Reiss actually got his start at The Onion as a writer for Onion Sports. Now, aside from editing riffs on current events, Reiss contributes to McSweeney's, and performs in his sketch comedy group Pangea 3000. (FYI, Pangea 3000 are Sound of Young America alums and Reiss is a loyal donor). As far as The Ecstasy of Defeat goes, Reiss has few qualms about kicking the pedestal out from under major sports figures. “They’re so larger than life that it’s already so silly anyway, so its kind of funny to just bring them down a little bit,” Reiss says. “Even if a sports figure is known for being really nice, it’s funny to make him do really awful things.”
Reiss says he is a sports fan, “[b]ut I feel like my in-depth knowledge ends at about 1998.” Reiss grew up in Connellsville, Pennsylvania – a sports heavy environment just 45 minutes south of Pittsburgh – where football, hockey and high school wrestling were all huge. When asked if he was ever an athlete, Reiss answers, “I played basketball in 9th grade, and I played golf throughout high school, but overall no,” he says with a laugh.

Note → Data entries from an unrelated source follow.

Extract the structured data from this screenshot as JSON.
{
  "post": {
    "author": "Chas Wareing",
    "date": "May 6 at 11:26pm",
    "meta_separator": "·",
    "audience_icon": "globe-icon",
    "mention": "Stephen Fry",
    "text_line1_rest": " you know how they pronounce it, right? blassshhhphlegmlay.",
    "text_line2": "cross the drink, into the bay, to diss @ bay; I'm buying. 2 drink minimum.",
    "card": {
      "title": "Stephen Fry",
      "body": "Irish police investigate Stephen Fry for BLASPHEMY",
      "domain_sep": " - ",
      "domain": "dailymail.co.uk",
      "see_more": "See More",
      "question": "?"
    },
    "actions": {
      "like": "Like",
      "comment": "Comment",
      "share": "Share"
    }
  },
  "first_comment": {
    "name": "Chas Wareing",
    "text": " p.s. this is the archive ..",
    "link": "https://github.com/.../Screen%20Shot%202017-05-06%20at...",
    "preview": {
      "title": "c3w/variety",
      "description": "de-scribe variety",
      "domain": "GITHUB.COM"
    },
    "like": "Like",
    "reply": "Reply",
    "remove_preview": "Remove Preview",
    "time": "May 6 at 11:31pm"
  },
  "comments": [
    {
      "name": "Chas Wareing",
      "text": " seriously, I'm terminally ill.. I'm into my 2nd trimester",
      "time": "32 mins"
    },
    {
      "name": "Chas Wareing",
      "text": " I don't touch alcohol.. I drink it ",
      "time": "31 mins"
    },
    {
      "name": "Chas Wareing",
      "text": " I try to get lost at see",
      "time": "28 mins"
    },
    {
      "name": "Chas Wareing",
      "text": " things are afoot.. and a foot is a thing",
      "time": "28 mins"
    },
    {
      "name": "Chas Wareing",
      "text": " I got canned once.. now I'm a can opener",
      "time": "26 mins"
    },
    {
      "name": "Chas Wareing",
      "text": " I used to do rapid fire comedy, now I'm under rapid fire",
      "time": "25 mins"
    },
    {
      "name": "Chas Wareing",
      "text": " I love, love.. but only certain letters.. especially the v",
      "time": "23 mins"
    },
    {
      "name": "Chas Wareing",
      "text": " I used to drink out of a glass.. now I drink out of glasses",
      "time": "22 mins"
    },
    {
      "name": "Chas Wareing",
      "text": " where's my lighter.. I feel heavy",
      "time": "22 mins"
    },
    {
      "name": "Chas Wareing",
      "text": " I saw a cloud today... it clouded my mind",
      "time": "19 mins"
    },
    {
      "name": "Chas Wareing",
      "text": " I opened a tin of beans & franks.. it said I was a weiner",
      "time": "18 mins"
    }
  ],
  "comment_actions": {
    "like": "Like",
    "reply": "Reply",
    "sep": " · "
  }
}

Speaking of back home – Reiss contemplates what Ecstasy of Defeat story his mom might like best, or rather, what he might show off to convince mom her son is a funny human being. Reiss settles on “Kobe Bryant Scores 25 In Holy Shit We Elected A Black President” and maybe “Mr. Met Having Trouble Sleeping in New Home.” With Dad? “It’s even worse – he thinks I’m less funny than my mom,” Reiss says. “Anything that has to do with Pittsburgh or the Steelers he’ll probably like.” Reiss decides upon “Michael Vick Fails To Inspire Team With ‘Great’ Dogfighting Story.”
The sports world is always a whirring beehive of events and scandals, and now Ecstasy of Defeat has been added to the mix. “People are so passionate about their teams and their favorite players that it really is always a good time for sports,” Reiss says. “Because to some people sports is one of the most important things in the world.”
This review and interview was created by intrepid MaxFun reporter Lauren Cusimano.